- Overall feeling I get - Basically if I feel like I am at a box that I can identify with and feel supported at, I am more likely to want to be there all the time. If the place doesn’t have much of a personality and you show up just to get a workout in, then it is probably not my thing.
First up on the docket…CrossFit Defined in Lakeview.
Posted in Crossfit
Back again and on the road So I fully realize that I have ignored this blog for almost two months, but it is with good reason. In early August I began interviewing for a new job and received an excellent offer with a risk consulting company in Chicago. So needless today, on August 25th, I decided to accept and relocate from the motor city to the windy city. I officially moved on September 14th (living with my sister in the burbs for a month before moving downtown). One thing I learned from this whole process is how stressful moving can be on diabetes. For instance, because it is only a 5 hour drive from Detroit to Chicago, I have been going back and forth on weekends to visit my girlfriend and move more of my things in piecemeal fashion. Having not really realized the perils of the road, I can say I haven’t been prepared for the long drives and meal options that present its self along that trek on I-94. Essentially, if you want to eat healthy diabetic friendly, paleoish food, your choices are extremely limited. Even snacks like trailmix without candy or added sugar are almost impossible to come by. And if you want to grab dinner…Fuh-gedda-boud-dit! At best your can come across a subway and get a salad (their bread is pretty high carb…I suppose you could just eat the meat, but that is pretty wasteful of an already expensive/less than yummy meal. What is the key lesson I have taken away from my travels back and forth now? Preparedness Preparedness Preparedness!
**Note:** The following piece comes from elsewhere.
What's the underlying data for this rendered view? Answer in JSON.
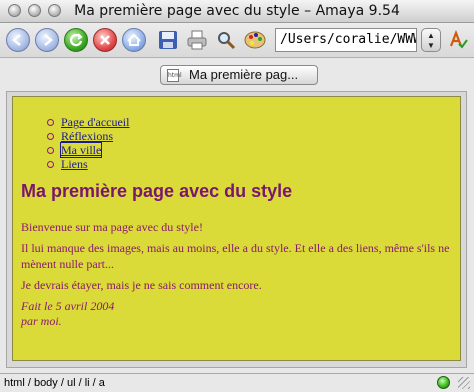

During a 5 hour car ride you are going to get hungry and more than likely you will have to eat a meal (unless you can magically arrive between meals but that is really pushing it). Lately, I have started taking a plastic bag of almonds, cashews and sunflower seeds to munch on about half way though (though the sun flower seeds don’t work too well as they tend to fall out of my hand and inbetween the seats), but you get the idea. With a million things on my mind during this relocation, it was very easy for me to slip into old non-diabetic friendly habits. Arriving in Chicago, I did not have any food in the house so what did I do (I know the correct thing should have been to go to whole foods)?…went out to eat of course. Now I try to get something semi-healthy (and I use that term loosely) by ordering a dish like chicken or a wrap and avoiding as much fried crap as possible. For the most part, I avoided breads and pastas and went with purely protein and veggie dishes (meat and coleslaw). And when I did have a meal with bread (such as a burger), my sugar paid for it later. So the moral of the story here, when you are on the road and moving it can be tempting to forget that you are a diabetic and can live like your pancreas hasn’t gone AWOL, but you end up paying for it in the end. I almost want to get a little tattoo on my hand that says “careful what to put in your mouth”.